ACTIVITY: Output all of the records exactly, word for word.

SUPPLIED DATA:

-----

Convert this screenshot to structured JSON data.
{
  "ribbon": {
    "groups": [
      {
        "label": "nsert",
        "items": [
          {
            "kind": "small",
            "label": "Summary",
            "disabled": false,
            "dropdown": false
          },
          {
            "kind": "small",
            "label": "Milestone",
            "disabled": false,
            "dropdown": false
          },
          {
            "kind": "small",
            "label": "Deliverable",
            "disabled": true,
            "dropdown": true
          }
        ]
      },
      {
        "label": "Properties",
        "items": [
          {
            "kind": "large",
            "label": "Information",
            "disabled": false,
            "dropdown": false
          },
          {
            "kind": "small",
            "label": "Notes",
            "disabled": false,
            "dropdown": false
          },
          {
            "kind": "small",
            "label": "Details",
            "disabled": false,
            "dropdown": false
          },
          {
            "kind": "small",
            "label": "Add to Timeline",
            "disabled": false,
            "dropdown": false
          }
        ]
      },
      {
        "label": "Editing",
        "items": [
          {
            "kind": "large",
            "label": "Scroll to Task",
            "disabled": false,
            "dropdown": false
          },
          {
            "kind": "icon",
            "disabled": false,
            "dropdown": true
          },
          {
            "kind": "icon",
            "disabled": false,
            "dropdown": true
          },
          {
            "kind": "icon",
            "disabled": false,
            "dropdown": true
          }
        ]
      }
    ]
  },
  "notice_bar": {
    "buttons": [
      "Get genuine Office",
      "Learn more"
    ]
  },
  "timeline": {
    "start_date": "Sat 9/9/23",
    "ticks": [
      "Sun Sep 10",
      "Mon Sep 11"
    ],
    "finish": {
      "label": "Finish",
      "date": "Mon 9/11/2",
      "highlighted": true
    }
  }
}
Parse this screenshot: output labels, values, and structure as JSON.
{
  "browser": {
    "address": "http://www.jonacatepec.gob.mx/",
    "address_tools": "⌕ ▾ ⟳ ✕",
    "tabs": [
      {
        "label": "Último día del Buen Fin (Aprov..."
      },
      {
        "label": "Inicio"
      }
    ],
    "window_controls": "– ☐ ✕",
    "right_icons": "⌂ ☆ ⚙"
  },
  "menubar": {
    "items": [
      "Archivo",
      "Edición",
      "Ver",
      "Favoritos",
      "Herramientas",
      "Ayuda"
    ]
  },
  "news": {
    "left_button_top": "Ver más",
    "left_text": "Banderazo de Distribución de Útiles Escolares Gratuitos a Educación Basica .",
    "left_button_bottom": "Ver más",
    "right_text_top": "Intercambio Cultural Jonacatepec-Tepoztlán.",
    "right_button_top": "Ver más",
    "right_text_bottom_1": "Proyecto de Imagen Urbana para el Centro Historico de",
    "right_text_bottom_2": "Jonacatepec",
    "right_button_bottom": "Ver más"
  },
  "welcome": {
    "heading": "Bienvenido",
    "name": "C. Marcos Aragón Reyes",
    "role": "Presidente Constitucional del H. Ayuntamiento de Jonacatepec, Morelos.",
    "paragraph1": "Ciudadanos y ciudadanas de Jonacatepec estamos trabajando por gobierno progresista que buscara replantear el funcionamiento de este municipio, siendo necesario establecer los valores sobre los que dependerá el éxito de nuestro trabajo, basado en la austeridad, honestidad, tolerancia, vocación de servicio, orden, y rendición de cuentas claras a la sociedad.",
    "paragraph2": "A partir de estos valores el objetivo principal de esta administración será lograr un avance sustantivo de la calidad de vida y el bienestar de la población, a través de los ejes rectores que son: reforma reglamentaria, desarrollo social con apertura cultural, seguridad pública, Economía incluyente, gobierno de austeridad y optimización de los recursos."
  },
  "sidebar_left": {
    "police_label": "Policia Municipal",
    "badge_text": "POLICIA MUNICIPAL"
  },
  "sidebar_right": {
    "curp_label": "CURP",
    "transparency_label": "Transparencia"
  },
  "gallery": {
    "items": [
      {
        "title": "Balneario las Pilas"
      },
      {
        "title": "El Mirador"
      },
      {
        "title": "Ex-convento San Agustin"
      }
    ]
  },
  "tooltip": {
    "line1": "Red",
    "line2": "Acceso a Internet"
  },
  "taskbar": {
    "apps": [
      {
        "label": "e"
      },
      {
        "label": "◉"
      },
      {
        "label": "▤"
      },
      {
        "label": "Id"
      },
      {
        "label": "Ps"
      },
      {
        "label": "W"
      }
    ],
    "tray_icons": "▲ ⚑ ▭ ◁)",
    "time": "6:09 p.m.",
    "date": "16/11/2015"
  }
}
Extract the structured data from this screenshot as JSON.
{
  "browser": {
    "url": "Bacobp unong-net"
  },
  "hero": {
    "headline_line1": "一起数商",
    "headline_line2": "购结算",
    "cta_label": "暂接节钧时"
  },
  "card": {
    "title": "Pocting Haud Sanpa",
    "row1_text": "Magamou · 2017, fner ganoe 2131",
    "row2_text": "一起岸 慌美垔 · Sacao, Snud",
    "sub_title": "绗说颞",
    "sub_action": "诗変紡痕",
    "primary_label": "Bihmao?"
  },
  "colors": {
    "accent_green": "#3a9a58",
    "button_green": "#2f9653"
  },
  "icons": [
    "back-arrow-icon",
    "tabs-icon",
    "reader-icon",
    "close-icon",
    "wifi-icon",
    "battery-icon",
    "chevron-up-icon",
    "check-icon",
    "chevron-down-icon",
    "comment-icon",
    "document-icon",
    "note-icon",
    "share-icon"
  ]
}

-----

RESULT OF THE EXERCISE:
Convert this screenshot to structured JSON data.
{
  "ribbon": {
    "groups": [
      {
        "label": "nsert",
        "items": [
          {
            "kind": "small",
            "label": "Summary",
            "disabled": false,
            "dropdown": false
          },
          {
            "kind": "small",
            "label": "Milestone",
            "disabled": false,
            "dropdown": false
          },
          {
            "kind": "small",
            "label": "Deliverable",
            "disabled": true,
            "dropdown": true
          }
        ]
      },
      {
        "label": "Properties",
        "items": [
          {
            "kind": "large",
            "label": "Information",
            "disabled": false,
            "dropdown": false
          },
          {
            "kind": "small",
            "label": "Notes",
            "disabled": false,
            "dropdown": false
          },
          {
            "kind": "small",
            "label": "Details",
            "disabled": false,
            "dropdown": false
          },
          {
            "kind": "small",
            "label": "Add to Timeline",
            "disabled": false,
            "dropdown": false
          }
        ]
      },
      {
        "label": "Editing",
        "items": [
          {
            "kind": "large",
            "label": "Scroll to Task",
            "disabled": false,
            "dropdown": false
          },
          {
            "kind": "icon",
            "disabled": false,
            "dropdown": true
          },
          {
            "kind": "icon",
            "disabled": false,
            "dropdown": true
          },
          {
            "kind": "icon",
            "disabled": false,
            "dropdown": true
          }
        ]
      }
    ]
  },
  "notice_bar": {
    "buttons": [
      "Get genuine Office",
      "Learn more"
    ]
  },
  "timeline": {
    "start_date": "Sat 9/9/23",
    "ticks": [
      "Sun Sep 10",
      "Mon Sep 11"
    ],
    "finish": {
      "label": "Finish",
      "date": "Mon 9/11/2",
      "highlighted": true
    }
  }
}
Parse this screenshot: output labels, values, and structure as JSON.
{
  "browser": {
    "address": "http://www.jonacatepec.gob.mx/",
    "address_tools": "⌕ ▾ ⟳ ✕",
    "tabs": [
      {
        "label": "Último día del Buen Fin (Aprov..."
      },
      {
        "label": "Inicio"
      }
    ],
    "window_controls": "– ☐ ✕",
    "right_icons": "⌂ ☆ ⚙"
  },
  "menubar": {
    "items": [
      "Archivo",
      "Edición",
      "Ver",
      "Favoritos",
      "Herramientas",
      "Ayuda"
    ]
  },
  "news": {
    "left_button_top": "Ver más",
    "left_text": "Banderazo de Distribución de Útiles Escolares Gratuitos a Educación Basica .",
    "left_button_bottom": "Ver más",
    "right_text_top": "Intercambio Cultural Jonacatepec-Tepoztlán.",
    "right_button_top": "Ver más",
    "right_text_bottom_1": "Proyecto de Imagen Urbana para el Centro Historico de",
    "right_text_bottom_2": "Jonacatepec",
    "right_button_bottom": "Ver más"
  },
  "welcome": {
    "heading": "Bienvenido",
    "name": "C. Marcos Aragón Reyes",
    "role": "Presidente Constitucional del H. Ayuntamiento de Jonacatepec, Morelos.",
    "paragraph1": "Ciudadanos y ciudadanas de Jonacatepec estamos trabajando por gobierno progresista que buscara replantear el funcionamiento de este municipio, siendo necesario establecer los valores sobre los que dependerá el éxito de nuestro trabajo, basado en la austeridad, honestidad, tolerancia, vocación de servicio, orden, y rendición de cuentas claras a la sociedad.",
    "paragraph2": "A partir de estos valores el objetivo principal de esta administración será lograr un avance sustantivo de la calidad de vida y el bienestar de la población, a través de los ejes rectores que son: reforma reglamentaria, desarrollo social con apertura cultural, seguridad pública, Economía incluyente, gobierno de austeridad y optimización de los recursos."
  },
  "sidebar_left": {
    "police_label": "Policia Municipal",
    "badge_text": "POLICIA MUNICIPAL"
  },
  "sidebar_right": {
    "curp_label": "CURP",
    "transparency_label": "Transparencia"
  },
  "gallery": {
    "items": [
      {
        "title": "Balneario las Pilas"
      },
      {
        "title": "El Mirador"
      },
      {
        "title": "Ex-convento San Agustin"
      }
    ]
  },
  "tooltip": {
    "line1": "Red",
    "line2": "Acceso a Internet"
  },
  "taskbar": {
    "apps": [
      {
        "label": "e"
      },
      {
        "label": "◉"
      },
      {
        "label": "▤"
      },
      {
        "label": "Id"
      },
      {
        "label": "Ps"
      },
      {
        "label": "W"
      }
    ],
    "tray_icons": "▲ ⚑ ▭ ◁)",
    "time": "6:09 p.m.",
    "date": "16/11/2015"
  }
}
Extract the structured data from this screenshot as JSON.
{
  "browser": {
    "url": "Bacobp unong-net"
  },
  "hero": {
    "headline_line1": "一起数商",
    "headline_line2": "购结算",
    "cta_label": "暂接节钧时"
  },
  "card": {
    "title": "Pocting Haud Sanpa",
    "row1_text": "Magamou · 2017, fner ganoe 2131",
    "row2_text": "一起岸 慌美垔 · Sacao, Snud",
    "sub_title": "绗说颞",
    "sub_action": "诗変紡痕",
    "primary_label": "Bihmao?"
  },
  "colors": {
    "accent_green": "#3a9a58",
    "button_green": "#2f9653"
  },
  "icons": [
    "back-arrow-icon",
    "tabs-icon",
    "reader-icon",
    "close-icon",
    "wifi-icon",
    "battery-icon",
    "chevron-up-icon",
    "check-icon",
    "chevron-down-icon",
    "comment-icon",
    "document-icon",
    "note-icon",
    "share-icon"
  ]
}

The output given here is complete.